Rethinking the Definition of Work

Perhaps it is time to rethink our traditional definitions of work given new labor trends: the changing structure of the workforce, the rise of independent and fissured work and the growing gig economy.
— ZiQi Lin

What does work mean in our society? Is work exclusively a source of income, or has it evolved to reflect one’s individual identity and a means to imbue our lives with meaning? Intuit, the owner of TurboTax, has reported that the gig economy is estimated to be 34% of the US workforce and expected to be 43% by the year 2020. Based on a study by “Freelancing in America,” there are an estimated 56.7 million freelancers in America in 2018. Millennials are leading the way as nearly half are already freelancing, which is more than any previous generation.

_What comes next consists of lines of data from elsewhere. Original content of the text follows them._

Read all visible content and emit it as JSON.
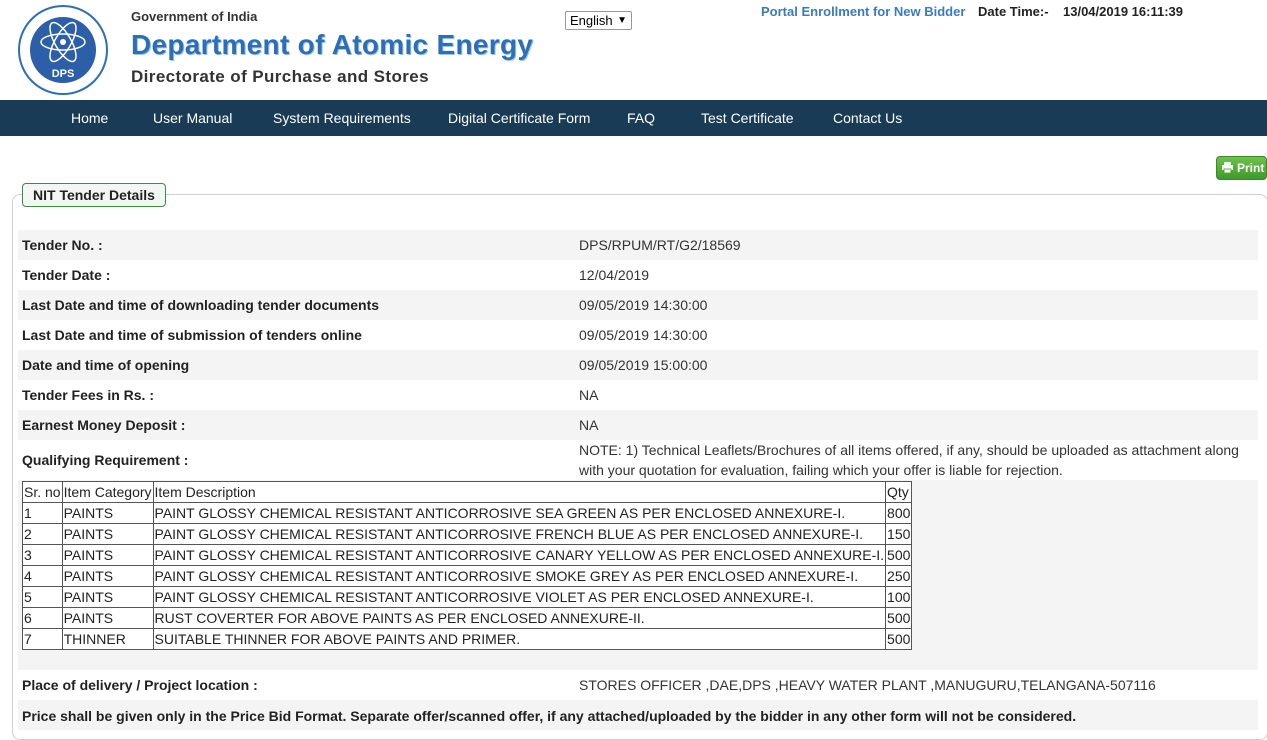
{
  "header": {
    "logo_text": "DPS",
    "gov": "Government of India",
    "department": "Department of Atomic Energy",
    "directorate": "Directorate of Purchase and Stores",
    "language": "English",
    "portal_link": "Portal Enrollment for New Bidder",
    "datetime_label": "Date Time:-",
    "datetime_value": "13/04/2019 16:11:39"
  },
  "nav": [
    "Home",
    "User Manual",
    "System Requirements",
    "Digital Certificate Form",
    "FAQ",
    "Test Certificate",
    "Contact Us"
  ],
  "print_label": "Print",
  "panel_title": "NIT Tender Details",
  "details": [
    {
      "label": "Tender No. :",
      "value": "DPS/RPUM/RT/G2/18569"
    },
    {
      "label": "Tender Date :",
      "value": "12/04/2019"
    },
    {
      "label": "Last Date and time of downloading tender documents",
      "value": "09/05/2019 14:30:00"
    },
    {
      "label": "Last Date and time of submission of tenders online",
      "value": "09/05/2019 14:30:00"
    },
    {
      "label": "Date and time of opening",
      "value": "09/05/2019 15:00:00"
    },
    {
      "label": "Tender Fees in Rs. :",
      "value": "NA"
    },
    {
      "label": "Earnest Money Deposit :",
      "value": "NA"
    }
  ],
  "qualifying": {
    "label": "Qualifying Requirement :",
    "note": "NOTE: 1) Technical Leaflets/Brochures of all items offered, if any, should be uploaded as attachment along with your quotation for evaluation, failing which your offer is liable for rejection."
  },
  "items_table": {
    "headers": [
      "Sr. no",
      "Item Category",
      "Item Description",
      "Qty"
    ],
    "rows": [
      [
        "1",
        "PAINTS",
        "PAINT GLOSSY CHEMICAL RESISTANT ANTICORROSIVE SEA GREEN AS PER ENCLOSED ANNEXURE-I.",
        "800"
      ],
      [
        "2",
        "PAINTS",
        "PAINT GLOSSY CHEMICAL RESISTANT ANTICORROSIVE FRENCH BLUE AS PER ENCLOSED ANNEXURE-I.",
        "150"
      ],
      [
        "3",
        "PAINTS",
        "PAINT GLOSSY CHEMICAL RESISTANT ANTICORROSIVE CANARY YELLOW AS PER ENCLOSED ANNEXURE-I.",
        "500"
      ],
      [
        "4",
        "PAINTS",
        "PAINT GLOSSY CHEMICAL RESISTANT ANTICORROSIVE SMOKE GREY AS PER ENCLOSED ANNEXURE-I.",
        "250"
      ],
      [
        "5",
        "PAINTS",
        "PAINT GLOSSY CHEMICAL RESISTANT ANTICORROSIVE VIOLET AS PER ENCLOSED ANNEXURE-I.",
        "100"
      ],
      [
        "6",
        "PAINTS",
        "RUST COVERTER FOR ABOVE PAINTS AS PER ENCLOSED ANNEXURE-II.",
        "500"
      ],
      [
        "7",
        "THINNER",
        "SUITABLE THINNER FOR ABOVE PAINTS AND PRIMER.",
        "500"
      ]
    ]
  },
  "delivery": {
    "label": "Place of delivery / Project location :",
    "value": "STORES OFFICER ,DAE,DPS ,HEAVY WATER PLANT ,MANUGURU,TELANGANA-507116"
  },
  "price_note": "Price shall be given only in the Price Bid Format. Separate offer/scanned offer, if any attached/uploaded by the bidder in any other form will not be considered.",
  "colors": {
    "nav_bg": "#193b55",
    "dept_blue": "#2d6fb6",
    "print_green": "#4fae33"
  }
}
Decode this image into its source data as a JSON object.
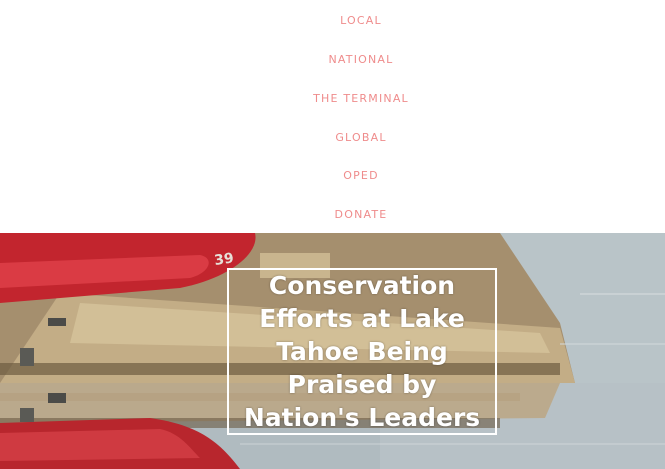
{
  "nav": {
    "items": [
      {
        "label": "LOCAL"
      },
      {
        "label": "NATIONAL"
      },
      {
        "label": "THE TERMINAL"
      },
      {
        "label": "GLOBAL"
      },
      {
        "label": "OPED"
      },
      {
        "label": "DONATE"
      }
    ],
    "color": "#ef8c8c"
  },
  "hero": {
    "headline": "Conservation Efforts at Lake Tahoe Being Praised by Nation's Leaders",
    "image_subject": "red kayaks and wooden dock reflected in lake water"
  }
}
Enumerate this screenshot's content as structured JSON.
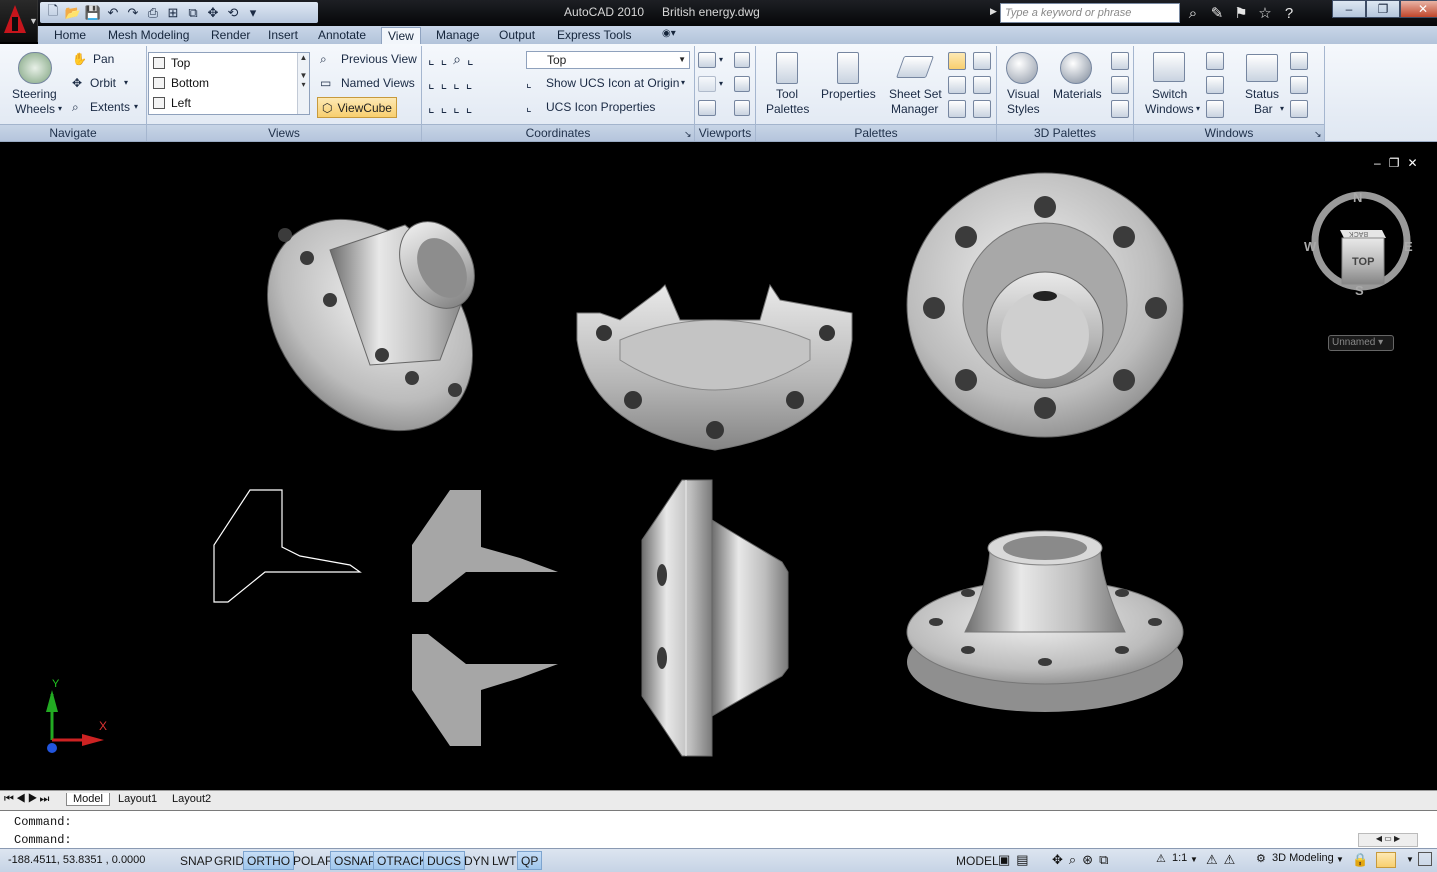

This tide of independent freelancers has also given rise to a flourishing sector that provides co-working spaces. WeWork, the world’s largest and fastest growing provider of shared working spaces, has workspaces located in 25 countries around the world such as Australia, China and Mexico. WeWork’s international expansion strategy reflects that the market for co-working spaces catering to freelancing professionals exist not only in developed countries but also in developing nations. Industry-specific workspaces are also emerging, such as Spring Place in New York which provides workspaces for creatives in fashion, art, and business to ideate and collaborate. Organizational structures are also evolving as the flattening of hierarchies has given employees increasing autonomy and power over decision-making. The trend of decentralization of organizational hierarchies is further facilitated by increasingly niche specializations and a democratization of education.

This flexible horizontal division of labor remains in contrast to the rigid vertical structure found traditionally in large corporations.
— ZiQi Lin

These trends of a growing gig economy and the changing structure of the workplace are perhaps most visible in industries where workers thrive on creativity and independence. A burgeoning number of self-employed freelancers can be found in sectors ranging from law to the arts. The advent of the Internet has brought an explosion of information while a ubiquity of communication tools has empowered grassroots storytellers. A new wave of influencers who expertly straddle multiple social media channels have been propelled into the spotlight, dictating everything from our food choices to political opinions. It is as empowering as it is disorienting for traditional media industries, who are struggling to retain even experienced journalists with their shrinking subscription sales. Digital disruptions have sent media companies reeling. Gone are the days when newspapers monopolized information transfer and advertising revenue. In 2017, Google and Facebook grabbed more than 60% of digital ad revenue, with no other company coming close.

While freelancing gives employees more autonomy over choice of projects and more flexibility with working hours, it also compromises employment security and basic protections. Future employees will have to rely on themselves to undergo regular skill-upgrading and to insure themselves. New policies have been implemented to help creative freelancers navigate this brave new labor market characterized by opportunities and uncertainties. The Government of Singapore – for example – unveiled the Attach and Train Program (ATP) in 2016 to help strengthen the skills of freelancers in creative industries. This program offers participants an opportunity to be attached to a company for a period of time and to work on company projects, while undergoing regular skills training with a mentor. New York City also passed the Freelance Isn’t Free Act in 2017 to prevent exploitation of independent workers as many are paid late or not paid at all. After being in effect for a year, the act recovered $250,000 in lost wages.

However, the future of work should not only be defined by the external conditions of our labor market, but also by the attitudes and values that youth today carry. Technology alone cannot dictate what the future holds. Even more important are young people’s perception of what work is, and what they want work to mean. As Richard Florida wrote in “The Rise of The Creative Class,” the goal of Creative Age is not just to find a job, but to create jobs for yourself and others. Some of the most successful people today are entrepreneurs who are charting meaningful and unconventional careers by bringing their unique ideas into fruition. Among the Class of 2017 Forbes 30 under 30, nearly half define success as “achieving your potential,” as well as “liking yourself and what you do.” In contrast, only 4% claim to pursue success for fame and fortune.

As OECD countries transition into a post-materialist stage of development, priorities have begun to shift from pursuing economic growth to emphasizing self-expression and quality of life. Similarly, job motivations in younger demographics have evolved to reflect such trends, as the bright and hungry are in search of meaningful work that reflect their personal values. Nevertheless, this reality may only be attainable for a privileged fraction of the young population that predominantly resides in wealthier and developed economies where job opportunities are abundant.

Ironically, the future of work may lie where the term “work” itself is growing obsolete. If you love what you do and enjoy every single second of it, can it still be considered work?
— ZiQi Lin